DATA SECTION START
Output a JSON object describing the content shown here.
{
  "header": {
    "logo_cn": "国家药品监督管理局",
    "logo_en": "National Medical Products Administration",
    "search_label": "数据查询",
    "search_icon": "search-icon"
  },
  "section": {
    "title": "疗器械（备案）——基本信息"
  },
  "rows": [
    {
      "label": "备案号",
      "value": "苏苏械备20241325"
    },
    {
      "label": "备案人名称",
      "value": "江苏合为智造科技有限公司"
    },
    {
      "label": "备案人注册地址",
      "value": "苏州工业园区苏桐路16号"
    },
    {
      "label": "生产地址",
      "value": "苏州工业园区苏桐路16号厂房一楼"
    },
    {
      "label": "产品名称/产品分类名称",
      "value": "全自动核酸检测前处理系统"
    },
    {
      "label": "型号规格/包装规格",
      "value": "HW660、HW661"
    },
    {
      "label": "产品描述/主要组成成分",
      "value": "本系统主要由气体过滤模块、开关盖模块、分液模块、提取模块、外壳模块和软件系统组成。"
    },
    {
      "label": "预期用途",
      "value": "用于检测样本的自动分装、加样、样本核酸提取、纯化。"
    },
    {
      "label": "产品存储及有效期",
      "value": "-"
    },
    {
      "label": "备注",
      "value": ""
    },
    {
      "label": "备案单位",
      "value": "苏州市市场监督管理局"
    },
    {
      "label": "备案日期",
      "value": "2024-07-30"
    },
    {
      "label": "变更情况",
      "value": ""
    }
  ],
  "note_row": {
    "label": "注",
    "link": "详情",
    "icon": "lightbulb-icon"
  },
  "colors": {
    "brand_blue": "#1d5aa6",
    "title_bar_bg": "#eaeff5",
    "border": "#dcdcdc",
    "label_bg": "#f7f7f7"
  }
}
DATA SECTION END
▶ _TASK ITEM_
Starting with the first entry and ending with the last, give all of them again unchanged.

▶ _TASK ANSWER_
Output a JSON object describing the content shown here.
{
  "header": {
    "logo_cn": "国家药品监督管理局",
    "logo_en": "National Medical Products Administration",
    "search_label": "数据查询",
    "search_icon": "search-icon"
  },
  "section": {
    "title": "疗器械（备案）——基本信息"
  },
  "rows": [
    {
      "label": "备案号",
      "value": "苏苏械备20241325"
    },
    {
      "label": "备案人名称",
      "value": "江苏合为智造科技有限公司"
    },
    {
      "label": "备案人注册地址",
      "value": "苏州工业园区苏桐路16号"
    },
    {
      "label": "生产地址",
      "value": "苏州工业园区苏桐路16号厂房一楼"
    },
    {
      "label": "产品名称/产品分类名称",
      "value": "全自动核酸检测前处理系统"
    },
    {
      "label": "型号规格/包装规格",
      "value": "HW660、HW661"
    },
    {
      "label": "产品描述/主要组成成分",
      "value": "本系统主要由气体过滤模块、开关盖模块、分液模块、提取模块、外壳模块和软件系统组成。"
    },
    {
      "label": "预期用途",
      "value": "用于检测样本的自动分装、加样、样本核酸提取、纯化。"
    },
    {
      "label": "产品存储及有效期",
      "value": "-"
    },
    {
      "label": "备注",
      "value": ""
    },
    {
      "label": "备案单位",
      "value": "苏州市市场监督管理局"
    },
    {
      "label": "备案日期",
      "value": "2024-07-30"
    },
    {
      "label": "变更情况",
      "value": ""
    }
  ],
  "note_row": {
    "label": "注",
    "link": "详情",
    "icon": "lightbulb-icon"
  },
  "colors": {
    "brand_blue": "#1d5aa6",
    "title_bar_bg": "#eaeff5",
    "border": "#dcdcdc",
    "label_bg": "#f7f7f7"
  }
}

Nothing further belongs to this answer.